- _PROBLEM DESCRIPTION_:
Go through the records below and show every line with the string "produktu".

(Entries from a dataset of interfaces)
★ ★ ★ ★ ★ ★ ★

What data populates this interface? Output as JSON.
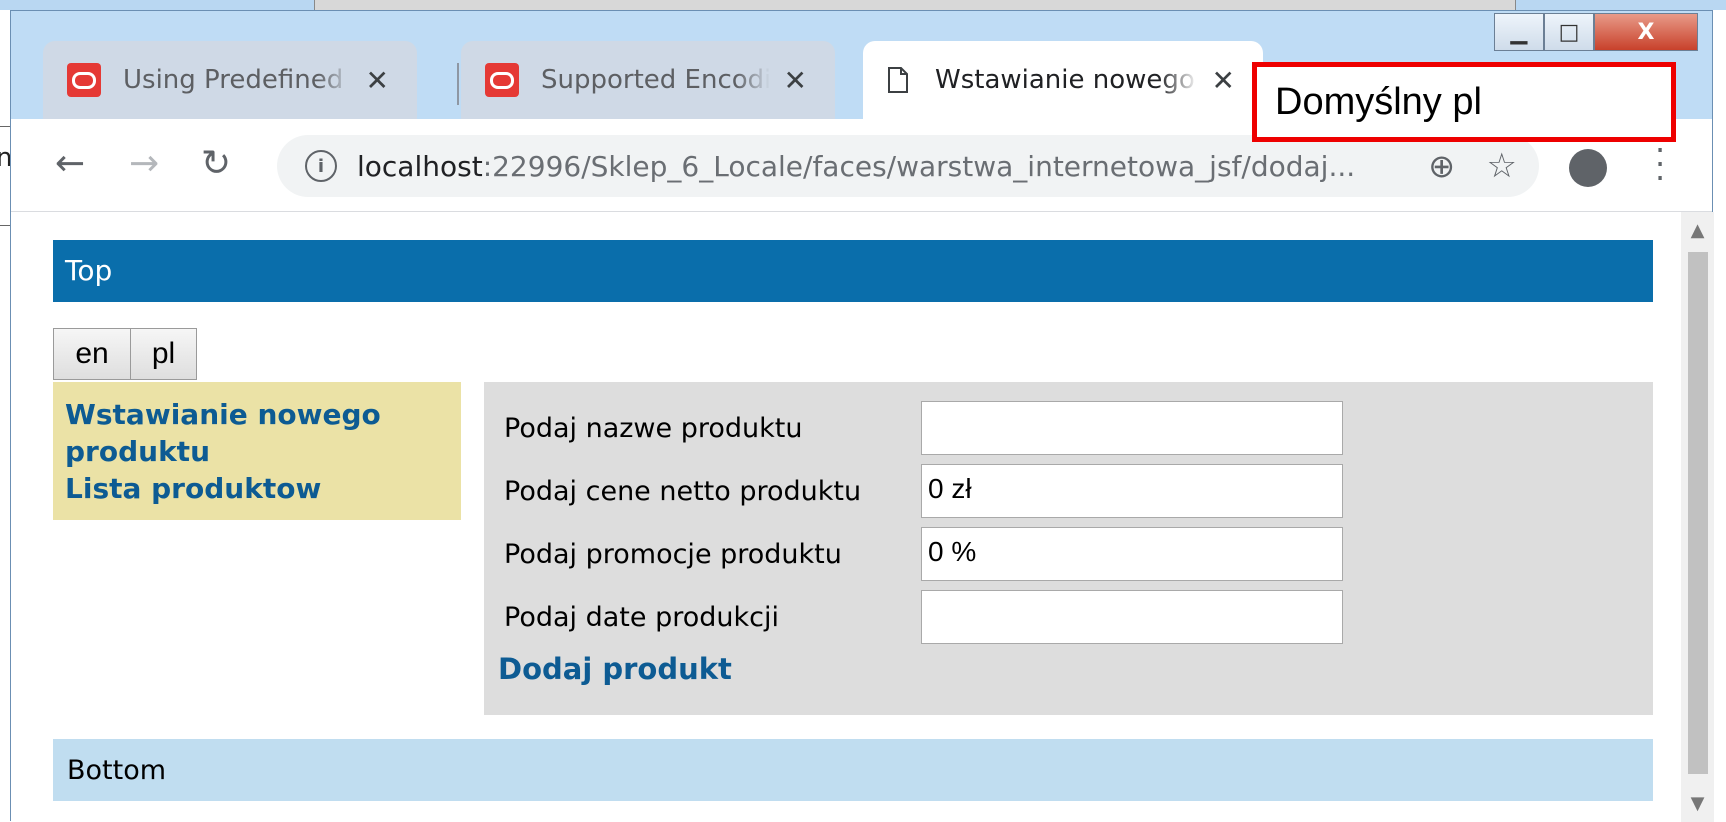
{
  "browser": {
    "tabs": [
      {
        "title": "Using Predefined For",
        "icon": "oracle-icon",
        "active": false
      },
      {
        "title": "Supported Encodings",
        "icon": "oracle-icon",
        "active": false
      },
      {
        "title": "Wstawianie nowego p",
        "icon": "document-icon",
        "active": true
      }
    ],
    "tab_close_glyph": "✕",
    "address": {
      "host": "localhost",
      "path": ":22996/Sklep_6_Locale/faces/warstwa_internetowa_jsf/dodaj..."
    },
    "window_controls": {
      "minimize": "▁",
      "maximize": "□",
      "close": "X"
    }
  },
  "callout": {
    "text": "Domyślny pl",
    "border_color": "#ee0000"
  },
  "page": {
    "top_band": "Top",
    "languages": [
      "en",
      "pl"
    ],
    "sidebar_links": [
      "Wstawianie nowego produktu",
      "Lista produktow"
    ],
    "form": {
      "fields": [
        {
          "label": "Podaj nazwe produktu",
          "value": ""
        },
        {
          "label": "Podaj cene netto produktu",
          "value": "0 zł"
        },
        {
          "label": "Podaj promocje produktu",
          "value": "0 %"
        },
        {
          "label": "Podaj date produkcji",
          "value": ""
        }
      ],
      "submit_label": "Dodaj produkt"
    },
    "bottom_band": "Bottom"
  },
  "colors": {
    "top_band": "#0a6eab",
    "sidebar": "#ebe2a6",
    "panel": "#dddddd",
    "bottom_band": "#c0ddf0",
    "link": "#0d5b93"
  },
  "background_app": {
    "partial_text": "n"
  }
}
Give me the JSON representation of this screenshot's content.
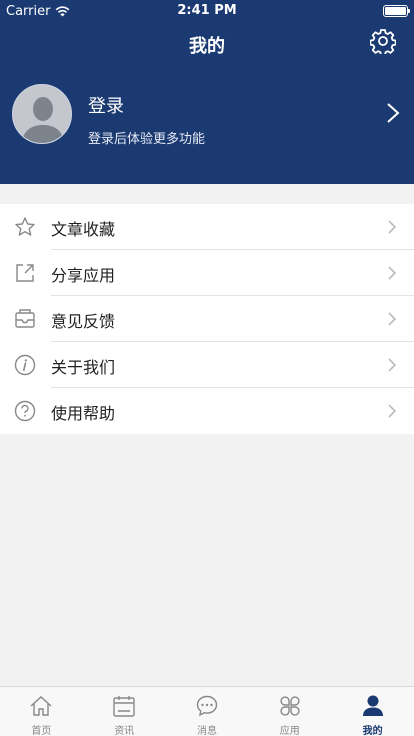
{
  "status_bar": {
    "carrier": "Carrier",
    "time": "2:41 PM"
  },
  "header": {
    "title": "我的"
  },
  "profile": {
    "login_title": "登录",
    "login_subtitle": "登录后体验更多功能"
  },
  "menu": {
    "items": [
      {
        "label": "文章收藏",
        "icon": "star-icon"
      },
      {
        "label": "分享应用",
        "icon": "share-icon"
      },
      {
        "label": "意见反馈",
        "icon": "feedback-icon"
      },
      {
        "label": "关于我们",
        "icon": "info-icon"
      },
      {
        "label": "使用帮助",
        "icon": "help-icon"
      }
    ]
  },
  "tabbar": {
    "items": [
      {
        "label": "首页",
        "icon": "home-icon",
        "active": false
      },
      {
        "label": "资讯",
        "icon": "calendar-icon",
        "active": false
      },
      {
        "label": "消息",
        "icon": "message-icon",
        "active": false
      },
      {
        "label": "应用",
        "icon": "apps-icon",
        "active": false
      },
      {
        "label": "我的",
        "icon": "person-icon",
        "active": true
      }
    ]
  },
  "colors": {
    "primary": "#1b3a72",
    "background": "#f2f2f2",
    "icon_gray": "#888888"
  }
}
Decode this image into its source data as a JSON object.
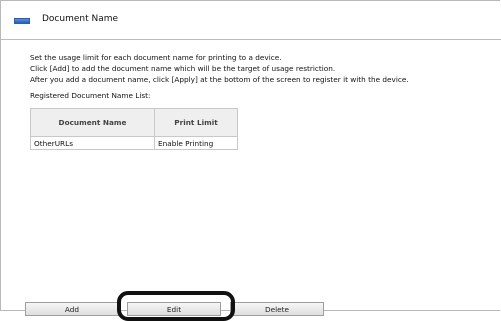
{
  "header": {
    "title": "Document Name",
    "icon": "document-icon"
  },
  "description": {
    "line1": "Set the usage limit for each document name for printing to a device.",
    "line2": "Click [Add] to add the document name which will be the target of usage restriction.",
    "line3": "After you add a document name, click [Apply] at the bottom of the screen to register it with the device.",
    "list_label": "Registered Document Name List:"
  },
  "table": {
    "columns": [
      "Document Name",
      "Print Limit"
    ],
    "rows": [
      [
        "OtherURLs",
        "Enable Printing"
      ]
    ]
  },
  "buttons": {
    "add": "Add",
    "edit": "Edit",
    "delete": "Delete"
  },
  "colors": {
    "header_icon": "#2a5fae",
    "highlight": "#111111"
  }
}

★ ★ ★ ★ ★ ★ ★

- _YOUR SOLUTION_:
      "Wstawianie nowego produktu",
          "label": "Podaj nazwe produktu",
          "label": "Podaj cene netto produktu",
          "label": "Podaj promocje produktu",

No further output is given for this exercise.